##### Material provided #####
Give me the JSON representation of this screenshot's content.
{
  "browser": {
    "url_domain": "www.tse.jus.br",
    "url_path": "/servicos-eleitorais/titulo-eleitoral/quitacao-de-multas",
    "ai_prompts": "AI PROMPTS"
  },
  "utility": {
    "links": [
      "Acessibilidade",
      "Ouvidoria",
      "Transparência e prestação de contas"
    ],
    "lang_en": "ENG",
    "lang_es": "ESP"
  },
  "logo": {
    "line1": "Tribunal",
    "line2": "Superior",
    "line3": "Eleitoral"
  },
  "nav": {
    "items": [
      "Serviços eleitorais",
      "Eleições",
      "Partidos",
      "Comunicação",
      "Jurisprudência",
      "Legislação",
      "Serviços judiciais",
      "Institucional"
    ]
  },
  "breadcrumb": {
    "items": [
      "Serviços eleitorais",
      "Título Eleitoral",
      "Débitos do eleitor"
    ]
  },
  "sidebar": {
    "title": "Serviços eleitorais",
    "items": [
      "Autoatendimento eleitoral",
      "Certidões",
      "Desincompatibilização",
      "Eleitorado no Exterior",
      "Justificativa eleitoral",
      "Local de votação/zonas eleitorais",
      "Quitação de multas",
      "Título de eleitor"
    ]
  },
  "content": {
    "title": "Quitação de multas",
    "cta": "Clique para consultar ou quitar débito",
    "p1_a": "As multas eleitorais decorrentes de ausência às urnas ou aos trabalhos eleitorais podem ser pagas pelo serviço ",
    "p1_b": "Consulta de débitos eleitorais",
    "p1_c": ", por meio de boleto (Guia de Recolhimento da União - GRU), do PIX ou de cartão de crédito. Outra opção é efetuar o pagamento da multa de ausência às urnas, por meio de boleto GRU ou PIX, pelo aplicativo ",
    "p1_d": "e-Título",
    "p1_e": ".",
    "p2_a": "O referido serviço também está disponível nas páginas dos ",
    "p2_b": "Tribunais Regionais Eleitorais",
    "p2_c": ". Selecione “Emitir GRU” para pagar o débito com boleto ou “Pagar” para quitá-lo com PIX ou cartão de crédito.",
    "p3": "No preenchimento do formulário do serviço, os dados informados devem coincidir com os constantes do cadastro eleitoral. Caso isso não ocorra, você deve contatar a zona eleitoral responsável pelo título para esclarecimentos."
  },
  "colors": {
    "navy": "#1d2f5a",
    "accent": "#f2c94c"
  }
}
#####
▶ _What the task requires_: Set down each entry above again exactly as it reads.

▶ _Task answer_:
Give me the JSON representation of this screenshot's content.
{
  "browser": {
    "url_domain": "www.tse.jus.br",
    "url_path": "/servicos-eleitorais/titulo-eleitoral/quitacao-de-multas",
    "ai_prompts": "AI PROMPTS"
  },
  "utility": {
    "links": [
      "Acessibilidade",
      "Ouvidoria",
      "Transparência e prestação de contas"
    ],
    "lang_en": "ENG",
    "lang_es": "ESP"
  },
  "logo": {
    "line1": "Tribunal",
    "line2": "Superior",
    "line3": "Eleitoral"
  },
  "nav": {
    "items": [
      "Serviços eleitorais",
      "Eleições",
      "Partidos",
      "Comunicação",
      "Jurisprudência",
      "Legislação",
      "Serviços judiciais",
      "Institucional"
    ]
  },
  "breadcrumb": {
    "items": [
      "Serviços eleitorais",
      "Título Eleitoral",
      "Débitos do eleitor"
    ]
  },
  "sidebar": {
    "title": "Serviços eleitorais",
    "items": [
      "Autoatendimento eleitoral",
      "Certidões",
      "Desincompatibilização",
      "Eleitorado no Exterior",
      "Justificativa eleitoral",
      "Local de votação/zonas eleitorais",
      "Quitação de multas",
      "Título de eleitor"
    ]
  },
  "content": {
    "title": "Quitação de multas",
    "cta": "Clique para consultar ou quitar débito",
    "p1_a": "As multas eleitorais decorrentes de ausência às urnas ou aos trabalhos eleitorais podem ser pagas pelo serviço ",
    "p1_b": "Consulta de débitos eleitorais",
    "p1_c": ", por meio de boleto (Guia de Recolhimento da União - GRU), do PIX ou de cartão de crédito. Outra opção é efetuar o pagamento da multa de ausência às urnas, por meio de boleto GRU ou PIX, pelo aplicativo ",
    "p1_d": "e-Título",
    "p1_e": ".",
    "p2_a": "O referido serviço também está disponível nas páginas dos ",
    "p2_b": "Tribunais Regionais Eleitorais",
    "p2_c": ". Selecione “Emitir GRU” para pagar o débito com boleto ou “Pagar” para quitá-lo com PIX ou cartão de crédito.",
    "p3": "No preenchimento do formulário do serviço, os dados informados devem coincidir com os constantes do cadastro eleitoral. Caso isso não ocorra, você deve contatar a zona eleitoral responsável pelo título para esclarecimentos."
  },
  "colors": {
    "navy": "#1d2f5a",
    "accent": "#f2c94c"
  }
}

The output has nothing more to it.